In terms of year by year cash, again I don’t see this moving the market for a Miller. While it is another data point to consider its not something that completely turns the market on its head.
|Player||Year 0||Year 1||Year 2||Year 3||Year 4||Year 5||Year 6|
Cox was not able to get the same up front payment terms as Dareus and will be right in line with Vernon over the first two new years of the contract. Cox will take over the second spot in year 3 and he will slightly maintain an edge over Vernon in year 5. The bigger difference between Cox and Vernon is that Vernon will be a free agent after 5 years while Cox will be under contract an additional season. That is probably not a big concern for Cox though.
I think at this point it is safe to say that the Vernon deal signing by the Giants this year is clearly the market defining deal. Suh is still an outlier but the numbers here are designed to slowly build on Vernon’s deal. Vernon’s contract was a major leap from the Justin Houston contract. There is a bit of Dareus in here but that contract also remains an outlier of sorts with the up front cash.
Cox’ contract should become the next jumping point for the next wave of extensions or free agents not named Miller. This contract should further bolster Muhammad Wilkerson’s demands on a new contract with the Jets and I cant see that contract happening. Wilkersons in the most immediate contract on the horizon.
The Cox contract will further the Eagles move into superstar pay strategy that is currently used by the Packers and Seahawks. When looking at the Eagles moves this offseason I think it further justifies why they did what they did to draft a quarterback. While you can defer cap charges, as they did here, for a year or two eventually there comes a time where you can not do that. If you are forced into paying a veteran $18-$20M a year it makes it very difficult to handle a roster like Philadelphia’s.
With a rookie QB a team can possibly get $20 million in play for a $7 million salary. That $13 million benefit can be spread around the roster so you can maintain a high priced roster for a few seasons. By the time the rookie is signed to a market value extension most of the big priced players from today will be gone. Chase Daniel remains the failsafe in the event Carson Wentz fails so you don’t waste a high priced roster because of the QB. So while a good portion of the benefit goes to the backup I can understand the logic in the construction.
The Eagles may be a better case study than the other teams with expensive rosters since they are the one with the big questions at quarterback. If Wentz is great then they wont be any different than Seattle, but if he struggles it will give a better idea of how a non-great QB team can do with a roster that is in theory very good.
In light of the money the Eagles are paying Cox it is hard to justify not doing this contract last year. All I can think is that Chip Kelly, who looked to move Cox as part of a package to Tennessee, did not see Cox as a future piece for the team. Not only would the Eagles have saved a few dollars by signing prior to free agency this year but they would have been able to reduce the cap charges even further. My assumption is that the guys in the Eagles front office probably wanted to do this deal last season but were told not to do so. We’ll have to wait and see if that was a mistake.

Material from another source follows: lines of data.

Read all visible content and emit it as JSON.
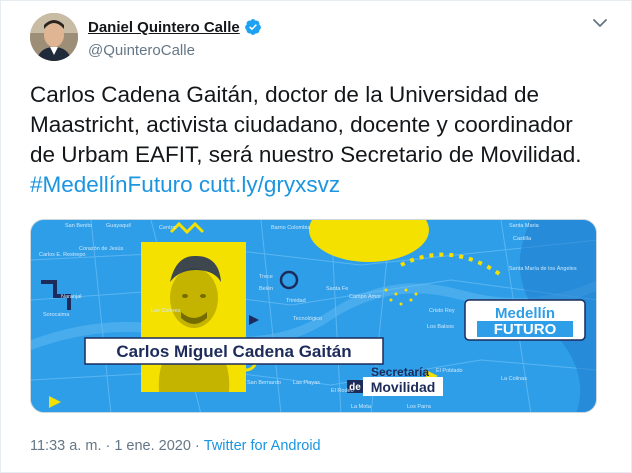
{
  "author": {
    "name": "Daniel Quintero Calle",
    "handle": "@QuinteroCalle",
    "verified": true
  },
  "tweet": {
    "text": "Carlos Cadena Gaitán, doctor de la Universidad de Maastricht, activista ciudadano, docente y coordinador de Urbam EAFIT, será nuestro Secretario de Movilidad.",
    "hashtag": "#MedellínFuturo",
    "link": "cutt.ly/gryxsvz"
  },
  "media": {
    "person_name": "Carlos Miguel Cadena Gaitán",
    "badge_line1": "Secretaría",
    "badge_de": "de",
    "badge_line2": "Movilidad",
    "logo_top": "Medellín",
    "logo_bottom": "FUTURO",
    "map_labels": [
      "San Benito",
      "Guayaquil",
      "Centro",
      "Barrio Colombia",
      "Santa Maria",
      "Carlos E. Restrepo",
      "Corazón de Jesús",
      "Castilla",
      "Trece",
      "Naranjal",
      "Sorocaima",
      "Los Colores",
      "Belén",
      "Trinidad",
      "Tecnológico",
      "Santa Fe",
      "Campo Amor",
      "Cristo Rey",
      "Santa María de los Ángeles",
      "Los Balsos",
      "El Poblado",
      "La Colinas",
      "San Bernardo",
      "Las Playas",
      "El Rodeo",
      "La Mota",
      "Los Parra"
    ],
    "colors": {
      "sky": "#2f9ee8",
      "yellow": "#f5e100",
      "navy": "#1c2b5a"
    }
  },
  "meta": {
    "time": "11:33 a. m.",
    "separator": "·",
    "date": "1 ene. 2020",
    "app": "Twitter for Android"
  },
  "icons": [
    "verified-badge-icon",
    "chevron-down-icon"
  ]
}
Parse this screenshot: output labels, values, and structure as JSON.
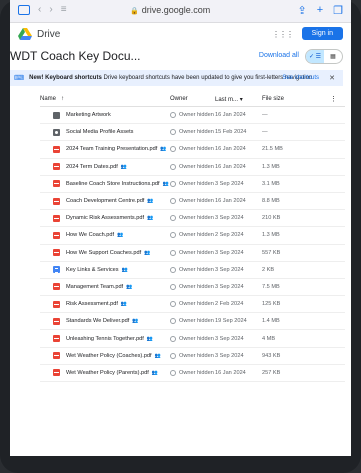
{
  "browser": {
    "url": "drive.google.com"
  },
  "drive": {
    "app_name": "Drive",
    "signin_label": "Sign in"
  },
  "folder": {
    "title": "WDT Coach Key Docu...",
    "download_all_label": "Download all",
    "view_list": "✓ ☰",
    "view_grid": "▦"
  },
  "banner": {
    "bold_text": "New! Keyboard shortcuts",
    "text": "Drive keyboard shortcuts have been updated to give you first-letters navigation",
    "link": "See shortcuts",
    "close": "✕"
  },
  "table": {
    "headers": {
      "name": "Name",
      "owner": "Owner",
      "modified": "Last m...",
      "size": "File size"
    },
    "rows": [
      {
        "type": "folder",
        "name": "Marketing Artwork",
        "shared": false,
        "owner": "Owner hidden",
        "modified": "16 Jan 2024",
        "size": "—"
      },
      {
        "type": "folder-shared",
        "name": "Social Media Profile Assets",
        "shared": false,
        "owner": "Owner hidden",
        "modified": "15 Feb 2024",
        "size": "—"
      },
      {
        "type": "pdf",
        "name": "2024 Team Training Presentation.pdf",
        "shared": true,
        "owner": "Owner hidden",
        "modified": "16 Jan 2024",
        "size": "21.5 MB"
      },
      {
        "type": "pdf",
        "name": "2024 Term Dates.pdf",
        "shared": true,
        "owner": "Owner hidden",
        "modified": "16 Jan 2024",
        "size": "1.3 MB"
      },
      {
        "type": "pdf",
        "name": "Baseline Coach Store Instructions.pdf",
        "shared": true,
        "owner": "Owner hidden",
        "modified": "3 Sep 2024",
        "size": "3.1 MB"
      },
      {
        "type": "pdf",
        "name": "Coach Development Centre.pdf",
        "shared": true,
        "owner": "Owner hidden",
        "modified": "16 Jan 2024",
        "size": "8.8 MB"
      },
      {
        "type": "pdf",
        "name": "Dynamic Risk Assessments.pdf",
        "shared": true,
        "owner": "Owner hidden",
        "modified": "3 Sep 2024",
        "size": "210 KB"
      },
      {
        "type": "pdf",
        "name": "How We Coach.pdf",
        "shared": true,
        "owner": "Owner hidden",
        "modified": "2 Sep 2024",
        "size": "1.3 MB"
      },
      {
        "type": "pdf",
        "name": "How We Support Coaches.pdf",
        "shared": true,
        "owner": "Owner hidden",
        "modified": "3 Sep 2024",
        "size": "557 KB"
      },
      {
        "type": "doc",
        "name": "Key Links & Services",
        "shared": true,
        "owner": "Owner hidden",
        "modified": "3 Sep 2024",
        "size": "2 KB"
      },
      {
        "type": "pdf",
        "name": "Management Team.pdf",
        "shared": true,
        "owner": "Owner hidden",
        "modified": "3 Sep 2024",
        "size": "7.5 MB"
      },
      {
        "type": "pdf",
        "name": "Risk Assessment.pdf",
        "shared": true,
        "owner": "Owner hidden",
        "modified": "2 Feb 2024",
        "size": "125 KB"
      },
      {
        "type": "pdf",
        "name": "Standards We Deliver.pdf",
        "shared": true,
        "owner": "Owner hidden",
        "modified": "19 Sep 2024",
        "size": "1.4 MB"
      },
      {
        "type": "pdf",
        "name": "Unleashing Tennis Together.pdf",
        "shared": true,
        "owner": "Owner hidden",
        "modified": "3 Sep 2024",
        "size": "4 MB"
      },
      {
        "type": "pdf",
        "name": "Wet Weather Policy (Coaches).pdf",
        "shared": true,
        "owner": "Owner hidden",
        "modified": "3 Sep 2024",
        "size": "943 KB"
      },
      {
        "type": "pdf",
        "name": "Wet Weather Policy (Parents).pdf",
        "shared": true,
        "owner": "Owner hidden",
        "modified": "16 Jan 2024",
        "size": "257 KB"
      }
    ]
  },
  "colors": {
    "accent": "#1a73e8",
    "pdf": "#ea4335",
    "doc": "#4285f4",
    "folder": "#5f6368",
    "banner_bg": "#e8f0fe"
  }
}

Jason is the founder of OTC and has been studying NFL contracts and the salary cap for over 15 years. Jason has co-authored two books about the NFL, Crunching Numbers and the Drafting Stage, which are widely circulated in the industry and hosts the OTC Podcast. Jason’s work has been featured in various publications including the Sporting News, Sports Illustrated, NFL Network and more. OTC is widely considered the leading authority on contract matters in the NFL.